How do you write an opera?
Posted on: 10th February 2016
“How would you even start to compose an opera?” I asked myself several times last year. After a goodly dollop of initial panic and wondering, at one level, the answer became straightforward enough – “with the words”; (at another level, much less straightforward, of course). But once the brief was set and the librettist Glenn Patterson, the production team and I began talking, a shape began to emerge: a story of here, of Belfast, of her citizens. For me as a composer, once you begin to recognise the human elements of any story, things begin to find you…..chords, bits of melody, strains, fragments. Over the months from September onwards, Glenn would feed me sections of the text, and I would go about setting them to music. The sections for the chorus were some of the earliest written – the chorus that will be drawn from the community. And that very thing informs how you write, and what you write – not in a restrictive way, but rather it becomes a positive challenge of another sort.

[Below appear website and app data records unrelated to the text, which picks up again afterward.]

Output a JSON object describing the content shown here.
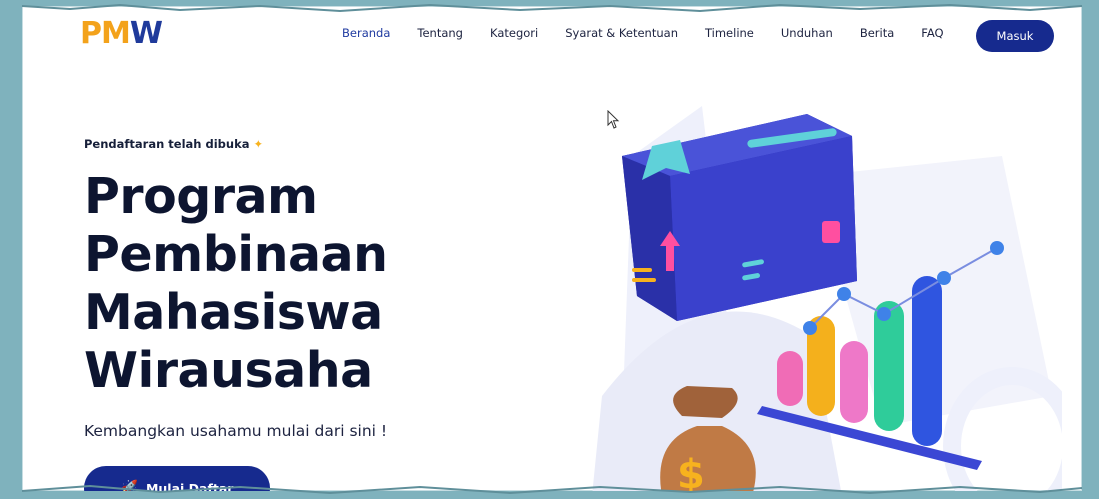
{
  "logo": {
    "text_a": "PM",
    "text_b": "W"
  },
  "nav": {
    "items": [
      {
        "label": "Beranda",
        "active": true
      },
      {
        "label": "Tentang"
      },
      {
        "label": "Kategori"
      },
      {
        "label": "Syarat & Ketentuan"
      },
      {
        "label": "Timeline"
      },
      {
        "label": "Unduhan"
      },
      {
        "label": "Berita"
      },
      {
        "label": "FAQ"
      }
    ],
    "login_label": "Masuk"
  },
  "hero": {
    "eyebrow": "Pendaftaran telah dibuka",
    "title_lines": [
      "Program",
      "Pembinaan",
      "Mahasiswa",
      "Wirausaha"
    ],
    "subtitle": "Kembangkan usahamu mulai dari sini !",
    "cta_label": "Mulai Daftar"
  },
  "colors": {
    "primary": "#162a8e",
    "accent": "#f3a21b",
    "background": "#7fb2bd"
  },
  "icons": {
    "eyebrow": "sparkle-icon",
    "cta": "rocket-icon"
  }
}
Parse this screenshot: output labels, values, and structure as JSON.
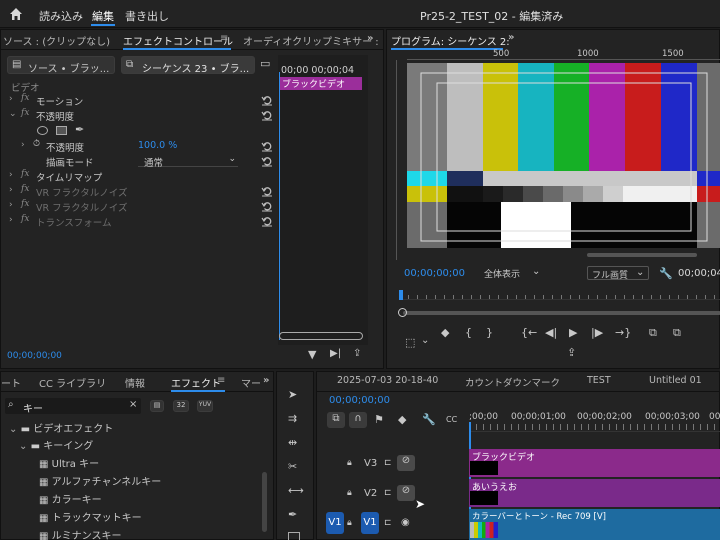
{
  "menu": {
    "import": "読み込み",
    "edit": "編集",
    "export": "書き出し"
  },
  "app_title": "Pr25-2_TEST_02 - 編集済み",
  "source_panel": {
    "tab_source": "ソース : (クリップなし)",
    "tab_effect_controls": "エフェクトコントロール",
    "tab_audio_mixer": "オーディオクリップミキサー :",
    "clip_selector": "ソース • ブラッ...",
    "sequence_selector": "シーケンス 23 • ブラ...",
    "timecode_top": "00;00  00;00;04",
    "section_video": "ビデオ",
    "effects": [
      {
        "name": "モーション",
        "kind": "fx"
      },
      {
        "name": "不透明度",
        "kind": "fx"
      },
      {
        "name": "不透明度",
        "kind": "param",
        "value": "100.0 %"
      },
      {
        "name": "描画モード",
        "kind": "param",
        "value": "通常"
      },
      {
        "name": "タイムリマップ",
        "kind": "fx"
      },
      {
        "name": "VR フラクタルノイズ",
        "kind": "fx"
      },
      {
        "name": "VR フラクタルノイズ",
        "kind": "fx"
      },
      {
        "name": "トランスフォーム",
        "kind": "fx"
      }
    ],
    "clip_name": "ブラックビデオ",
    "timecode_bottom": "00;00;00;00"
  },
  "program_panel": {
    "tab_label": "プログラム: シーケンス 2:",
    "ruler": [
      "500",
      "1000",
      "1500"
    ],
    "timecode": "00;00;00;00",
    "fit_label": "全体表示",
    "quality_label": "フル画質",
    "duration": "00;00;04"
  },
  "effects_panel": {
    "tabs": [
      "ート",
      "CC ライブラリ",
      "情報",
      "エフェクト",
      "マー"
    ],
    "search_value": "キー",
    "badges": [
      "32",
      "YUV"
    ],
    "tree": [
      {
        "label": "ビデオエフェクト",
        "level": 0
      },
      {
        "label": "キーイング",
        "level": 1
      },
      {
        "label": "Ultra キー",
        "level": 2
      },
      {
        "label": "アルファチャンネルキー",
        "level": 2
      },
      {
        "label": "カラーキー",
        "level": 2
      },
      {
        "label": "トラックマットキー",
        "level": 2
      },
      {
        "label": "ルミナンスキー",
        "level": 2
      }
    ]
  },
  "timeline": {
    "tabs": [
      "2025-07-03 20-18-40",
      "カウントダウンマーク",
      "TEST",
      "Untitled 01"
    ],
    "timecode": "00;00;00;00",
    "ruler": [
      ";00;00",
      "00;00;01;00",
      "00;00;02;00",
      "00;00;03;00",
      "00;00"
    ],
    "tracks": [
      {
        "label": "V3",
        "clip": "ブラックビデオ"
      },
      {
        "label": "V2",
        "clip": "あいうえお"
      },
      {
        "label": "V1",
        "clip": "カラーバーとトーン - Rec 709 [V]"
      }
    ],
    "source_patch": "V1"
  }
}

As the choral writing progressed, I began to think of the orchestral forces that I would like to use. In doing this, I was mindful of the venue, Carlisle Memorial Methodist Church, and how certain instruments (and their balance with others) would sound. A further key element was when we were able to secure the conductor David Brophy. Himself and myself have collaborated often for more than a decade, and once David was at the helm, I knew that there was no safer pair of hands to steer the ship.
And we have just auditioned for the four professional soloists, another milestone on the fascinating journey of having the huge privilege to write an opera about Belfast. Some journey. And much more writing over the months ahead.